Divided We Fail - The Story of an African American Community That Ended the Era of School Desegregation
Divided We Fail: The Story of an African American Community That Ended the Era of School Desegregation
Product Code: 0177
Binding Information: Cloth
Size: 6 X 9 Inches (US)
Copyright Date Ed: 01/29/2013
Trade Code: 00C
Price: $26.95 In stock.
Examines why school desegregation, despite its success in closing the achievement gap, was never embraced wholeheartedly in the black community as a remedy for racial inequality
In 2007, a court case originally filed in Louisville, Kentucky, was argued before the Supreme Court and officially ended the era of school desegregation, changing how schools across America handle race and undermining the most important civil rights cases of the last century.
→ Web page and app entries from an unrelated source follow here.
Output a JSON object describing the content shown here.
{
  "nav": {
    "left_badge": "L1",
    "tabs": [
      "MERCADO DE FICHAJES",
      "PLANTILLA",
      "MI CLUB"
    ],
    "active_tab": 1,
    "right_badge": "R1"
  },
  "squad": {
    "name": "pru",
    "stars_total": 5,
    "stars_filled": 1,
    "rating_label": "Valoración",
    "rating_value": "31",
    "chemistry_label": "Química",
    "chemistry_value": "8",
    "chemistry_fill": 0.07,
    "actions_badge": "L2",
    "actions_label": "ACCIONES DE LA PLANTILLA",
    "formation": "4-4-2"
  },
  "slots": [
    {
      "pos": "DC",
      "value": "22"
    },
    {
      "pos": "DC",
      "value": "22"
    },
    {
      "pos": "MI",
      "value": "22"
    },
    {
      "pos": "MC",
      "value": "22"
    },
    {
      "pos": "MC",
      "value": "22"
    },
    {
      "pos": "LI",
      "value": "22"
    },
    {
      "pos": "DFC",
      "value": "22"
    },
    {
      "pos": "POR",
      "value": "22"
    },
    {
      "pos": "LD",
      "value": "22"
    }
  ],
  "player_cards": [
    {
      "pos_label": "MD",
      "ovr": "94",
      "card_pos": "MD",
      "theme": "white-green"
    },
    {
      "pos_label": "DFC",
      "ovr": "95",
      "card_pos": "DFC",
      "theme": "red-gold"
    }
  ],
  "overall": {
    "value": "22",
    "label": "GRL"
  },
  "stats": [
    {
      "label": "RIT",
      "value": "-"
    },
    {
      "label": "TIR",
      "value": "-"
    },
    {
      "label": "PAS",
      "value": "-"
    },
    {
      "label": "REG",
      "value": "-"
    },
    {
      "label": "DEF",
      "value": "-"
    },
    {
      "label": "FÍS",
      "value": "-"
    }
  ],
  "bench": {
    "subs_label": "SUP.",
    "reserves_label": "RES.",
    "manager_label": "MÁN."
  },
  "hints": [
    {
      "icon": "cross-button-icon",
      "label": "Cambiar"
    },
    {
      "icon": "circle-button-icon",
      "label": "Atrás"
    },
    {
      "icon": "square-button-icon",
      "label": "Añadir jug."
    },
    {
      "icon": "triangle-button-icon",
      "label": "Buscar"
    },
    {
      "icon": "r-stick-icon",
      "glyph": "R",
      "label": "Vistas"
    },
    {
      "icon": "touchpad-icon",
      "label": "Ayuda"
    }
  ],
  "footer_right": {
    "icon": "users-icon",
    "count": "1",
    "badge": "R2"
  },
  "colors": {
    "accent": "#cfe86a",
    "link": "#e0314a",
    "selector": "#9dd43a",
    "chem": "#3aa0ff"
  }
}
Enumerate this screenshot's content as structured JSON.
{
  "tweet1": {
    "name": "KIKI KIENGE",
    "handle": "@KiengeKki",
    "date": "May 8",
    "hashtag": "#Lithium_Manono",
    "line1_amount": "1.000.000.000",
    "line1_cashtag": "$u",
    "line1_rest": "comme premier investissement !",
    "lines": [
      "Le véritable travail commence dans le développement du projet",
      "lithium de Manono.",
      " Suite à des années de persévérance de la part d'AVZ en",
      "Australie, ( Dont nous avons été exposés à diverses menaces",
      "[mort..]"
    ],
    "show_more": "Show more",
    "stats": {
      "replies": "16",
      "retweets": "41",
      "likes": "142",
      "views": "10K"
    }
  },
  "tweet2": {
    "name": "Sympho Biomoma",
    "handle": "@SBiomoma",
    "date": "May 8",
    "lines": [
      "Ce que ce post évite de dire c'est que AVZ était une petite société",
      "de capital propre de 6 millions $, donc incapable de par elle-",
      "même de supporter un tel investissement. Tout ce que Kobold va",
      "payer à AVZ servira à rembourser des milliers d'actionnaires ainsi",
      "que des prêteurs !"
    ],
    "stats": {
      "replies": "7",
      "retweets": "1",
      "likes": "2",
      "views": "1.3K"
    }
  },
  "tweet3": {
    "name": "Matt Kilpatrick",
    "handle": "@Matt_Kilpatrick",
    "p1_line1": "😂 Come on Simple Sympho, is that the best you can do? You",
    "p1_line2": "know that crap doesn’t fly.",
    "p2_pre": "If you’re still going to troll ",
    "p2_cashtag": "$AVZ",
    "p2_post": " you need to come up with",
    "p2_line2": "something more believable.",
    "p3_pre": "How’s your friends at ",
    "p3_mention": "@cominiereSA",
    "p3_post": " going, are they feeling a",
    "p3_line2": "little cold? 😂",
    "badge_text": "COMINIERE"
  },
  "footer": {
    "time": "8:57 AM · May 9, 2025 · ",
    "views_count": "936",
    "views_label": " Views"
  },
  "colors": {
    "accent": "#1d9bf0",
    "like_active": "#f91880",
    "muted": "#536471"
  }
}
This was not the first federal lawsuit that challenged school desegregation, but it was the first-and only-brought by African Americans.
In this unique in-depth examination of the Louisville case, journalist Sarah Garland returns to her hometown to understand why black families in the most racially integrated school system in America led the charge against desegregation. Weaving together the voices of parents, students, and teachers who fought for and against desegregation, Garland's eye-opening narrative upends assumptions about the history of busing and its aftermath.
Desegregation corresponded with unprecedented gains in black achievement and economic progress, but in Louisville, those gains often came at a cost: traditionally black schools that had been bastions of community identity and pride faced closure; hundreds of black teachers lost their jobs; parents were helpless as their children's futures were dictated by racial quotas. In illuminating the often overlooked human stories behind this fraught legal struggle, Garland reveals the difficult compromises forced on the black community in the wake of the landmark Brown v. Board of Education decision.
Divided We Fail
is a nuanced and gripping account of one community's struggle that has important lessons for the next generation of education reformers. By taking a close look at where desegregation went wrong, Garland uncovers problems with a new set of education ideas, including school choice, charter schools, and test-based accountability systems. But she also reminds us not to forget desegregation's many successes as we look for ways to close the achievement gap for minority students.
Read the preface
Review Publishers Weekly - October 8, 2012
"A nuanced and thoroughly researched look at the complicated history of school desegregation in the United States... Garland is unafraid to grapple with hard truths and intimate portraits of the families behind the statistics."
Review Kirkus Reviews - October 15, 2012
"A useful journalistic examination of a troubling societal phenomenon."
Review Booklist - February 1, 2013
"A compelling look at the complexities of race and class in the continued struggle for racial parity and high-quality education."
"Divided We Fail is, quite simply, an extraordinary book. Garland grapples with divisive social and educational issues, puts them into historical perspective, and shows a path out of our current confusion."
—Diane Ravitch, former U.S. assistant secretary of education, historian, and author of The Death and Life of the Great American School System
"With all the noise about failing schools, standardized tests, teacher accountability, and America's educational decline, only the courageous are willing to acknowledge the persistence of racism-let alone, address the problem in a serious, clear-eyed way. Sarah Garland has written a courageous book, documenting the struggles of courageous community activists, educators, parents, and children who continued to fight for equity and racial justice long after our nation declared victory over segregation. In telling this gripping, often tragic, often inspirational story, Garland reveals that integrating a classroom is not the same as dismantling racism. Divided We Failis one of those rare books that will move even the most cynical to act. And act we must."
—Robin D. G. Kelley, author of Freedom Dreams: The Black Radical Imagination
"Sarah Garland has brilliantly and humanely filled in a missing piece of America's civil rights narrative. Divided We Fail is a story about the beloved institutions black Americans made for themselves-in this case, a formerly segregated high school in Louisville-and their fight to preserve and protect them. Garland renders this saga with a deep, compassionate knowledge of her own home city and equal empathy for all the partisans in a bitter legal battle."
—Samuel G. Freedman, author of Letters to a Young Journalist